> **EXERCISE AIM**
Copy each line of the entries that contains the word "this".

(Beginning of INFORMATION GIVEN)

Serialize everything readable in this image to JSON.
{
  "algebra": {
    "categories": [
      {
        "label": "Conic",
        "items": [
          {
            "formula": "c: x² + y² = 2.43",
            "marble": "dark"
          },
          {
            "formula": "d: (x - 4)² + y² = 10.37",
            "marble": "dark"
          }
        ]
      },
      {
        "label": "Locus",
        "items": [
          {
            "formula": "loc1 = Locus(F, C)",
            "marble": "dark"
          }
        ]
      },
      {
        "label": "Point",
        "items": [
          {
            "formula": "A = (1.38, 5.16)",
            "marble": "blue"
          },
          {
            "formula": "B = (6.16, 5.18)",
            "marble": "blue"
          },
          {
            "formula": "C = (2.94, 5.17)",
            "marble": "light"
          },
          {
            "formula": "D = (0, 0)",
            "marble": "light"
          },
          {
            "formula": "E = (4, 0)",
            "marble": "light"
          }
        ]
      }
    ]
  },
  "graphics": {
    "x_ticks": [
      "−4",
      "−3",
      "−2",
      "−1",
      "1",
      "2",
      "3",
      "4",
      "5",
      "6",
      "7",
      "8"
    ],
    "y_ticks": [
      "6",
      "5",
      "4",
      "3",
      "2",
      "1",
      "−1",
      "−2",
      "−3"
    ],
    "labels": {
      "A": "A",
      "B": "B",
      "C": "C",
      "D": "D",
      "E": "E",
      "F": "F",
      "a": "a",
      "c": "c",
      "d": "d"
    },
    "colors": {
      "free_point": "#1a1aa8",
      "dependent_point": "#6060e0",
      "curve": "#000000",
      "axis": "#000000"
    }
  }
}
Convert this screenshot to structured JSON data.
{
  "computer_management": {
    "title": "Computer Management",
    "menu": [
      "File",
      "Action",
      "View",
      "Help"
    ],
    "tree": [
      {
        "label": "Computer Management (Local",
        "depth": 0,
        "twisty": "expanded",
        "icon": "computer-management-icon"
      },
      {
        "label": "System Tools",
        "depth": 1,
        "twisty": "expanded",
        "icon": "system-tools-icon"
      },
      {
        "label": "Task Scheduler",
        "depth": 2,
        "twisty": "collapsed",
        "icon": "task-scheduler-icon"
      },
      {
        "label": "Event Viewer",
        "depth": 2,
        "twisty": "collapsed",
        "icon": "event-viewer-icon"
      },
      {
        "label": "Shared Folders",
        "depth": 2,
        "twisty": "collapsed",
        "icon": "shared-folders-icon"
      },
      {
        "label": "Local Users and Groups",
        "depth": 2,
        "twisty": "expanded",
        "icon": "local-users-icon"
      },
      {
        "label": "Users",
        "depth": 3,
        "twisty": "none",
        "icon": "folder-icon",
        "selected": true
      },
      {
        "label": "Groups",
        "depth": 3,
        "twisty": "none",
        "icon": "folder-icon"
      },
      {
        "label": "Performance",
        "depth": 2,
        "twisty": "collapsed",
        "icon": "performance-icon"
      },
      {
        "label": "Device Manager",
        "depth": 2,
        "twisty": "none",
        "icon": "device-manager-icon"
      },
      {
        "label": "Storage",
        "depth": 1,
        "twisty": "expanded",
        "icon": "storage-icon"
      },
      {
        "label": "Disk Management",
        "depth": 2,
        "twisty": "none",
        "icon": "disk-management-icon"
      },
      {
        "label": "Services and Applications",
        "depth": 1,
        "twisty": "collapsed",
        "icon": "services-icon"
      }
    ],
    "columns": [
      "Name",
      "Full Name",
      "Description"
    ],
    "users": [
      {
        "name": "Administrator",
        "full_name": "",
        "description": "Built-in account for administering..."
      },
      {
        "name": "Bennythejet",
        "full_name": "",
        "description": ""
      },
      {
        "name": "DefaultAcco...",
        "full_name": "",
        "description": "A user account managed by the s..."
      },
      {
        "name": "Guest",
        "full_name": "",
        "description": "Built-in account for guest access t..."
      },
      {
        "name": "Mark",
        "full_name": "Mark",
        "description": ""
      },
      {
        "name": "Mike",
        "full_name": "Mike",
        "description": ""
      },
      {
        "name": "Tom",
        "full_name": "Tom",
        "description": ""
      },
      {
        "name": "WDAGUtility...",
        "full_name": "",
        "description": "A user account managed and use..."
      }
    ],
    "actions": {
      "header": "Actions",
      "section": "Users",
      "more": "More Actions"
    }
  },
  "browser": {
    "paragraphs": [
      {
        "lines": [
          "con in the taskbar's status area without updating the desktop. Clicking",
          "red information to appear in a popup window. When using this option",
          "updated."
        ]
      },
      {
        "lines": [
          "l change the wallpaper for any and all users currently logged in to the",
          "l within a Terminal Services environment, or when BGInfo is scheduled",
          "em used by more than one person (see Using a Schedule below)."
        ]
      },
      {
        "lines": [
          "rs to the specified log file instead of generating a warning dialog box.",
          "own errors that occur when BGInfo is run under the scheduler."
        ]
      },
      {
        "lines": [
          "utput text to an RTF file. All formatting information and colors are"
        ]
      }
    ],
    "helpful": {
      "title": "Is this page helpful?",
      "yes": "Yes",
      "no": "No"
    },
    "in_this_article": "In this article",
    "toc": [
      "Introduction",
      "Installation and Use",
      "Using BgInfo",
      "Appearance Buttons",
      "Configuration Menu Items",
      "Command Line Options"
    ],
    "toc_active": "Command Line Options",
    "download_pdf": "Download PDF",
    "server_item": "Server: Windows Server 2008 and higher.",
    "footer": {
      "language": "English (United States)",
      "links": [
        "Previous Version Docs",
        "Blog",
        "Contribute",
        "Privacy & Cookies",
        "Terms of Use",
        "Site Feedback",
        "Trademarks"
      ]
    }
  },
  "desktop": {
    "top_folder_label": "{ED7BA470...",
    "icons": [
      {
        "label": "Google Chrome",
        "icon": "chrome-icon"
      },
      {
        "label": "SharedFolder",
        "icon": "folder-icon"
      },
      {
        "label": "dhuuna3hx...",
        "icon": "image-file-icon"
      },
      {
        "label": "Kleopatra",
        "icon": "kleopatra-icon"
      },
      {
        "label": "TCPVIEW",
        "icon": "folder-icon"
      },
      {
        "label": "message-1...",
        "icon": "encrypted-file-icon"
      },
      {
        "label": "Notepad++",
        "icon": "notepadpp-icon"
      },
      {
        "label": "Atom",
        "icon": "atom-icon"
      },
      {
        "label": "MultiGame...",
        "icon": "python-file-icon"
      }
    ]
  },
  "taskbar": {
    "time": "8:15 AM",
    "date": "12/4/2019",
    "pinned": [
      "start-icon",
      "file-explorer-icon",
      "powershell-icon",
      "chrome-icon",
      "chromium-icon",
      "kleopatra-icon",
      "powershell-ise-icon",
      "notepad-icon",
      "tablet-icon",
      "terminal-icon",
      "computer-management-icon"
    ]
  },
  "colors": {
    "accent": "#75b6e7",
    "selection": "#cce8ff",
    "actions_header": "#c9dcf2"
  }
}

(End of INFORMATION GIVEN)

> **YOUR SOLUTION**
Serialize everything readable in this image to JSON.
Convert this screenshot to structured JSON data.
          "red information to appear in a popup window. When using this option",
      "title": "Is this page helpful?",
    "in_this_article": "In this article",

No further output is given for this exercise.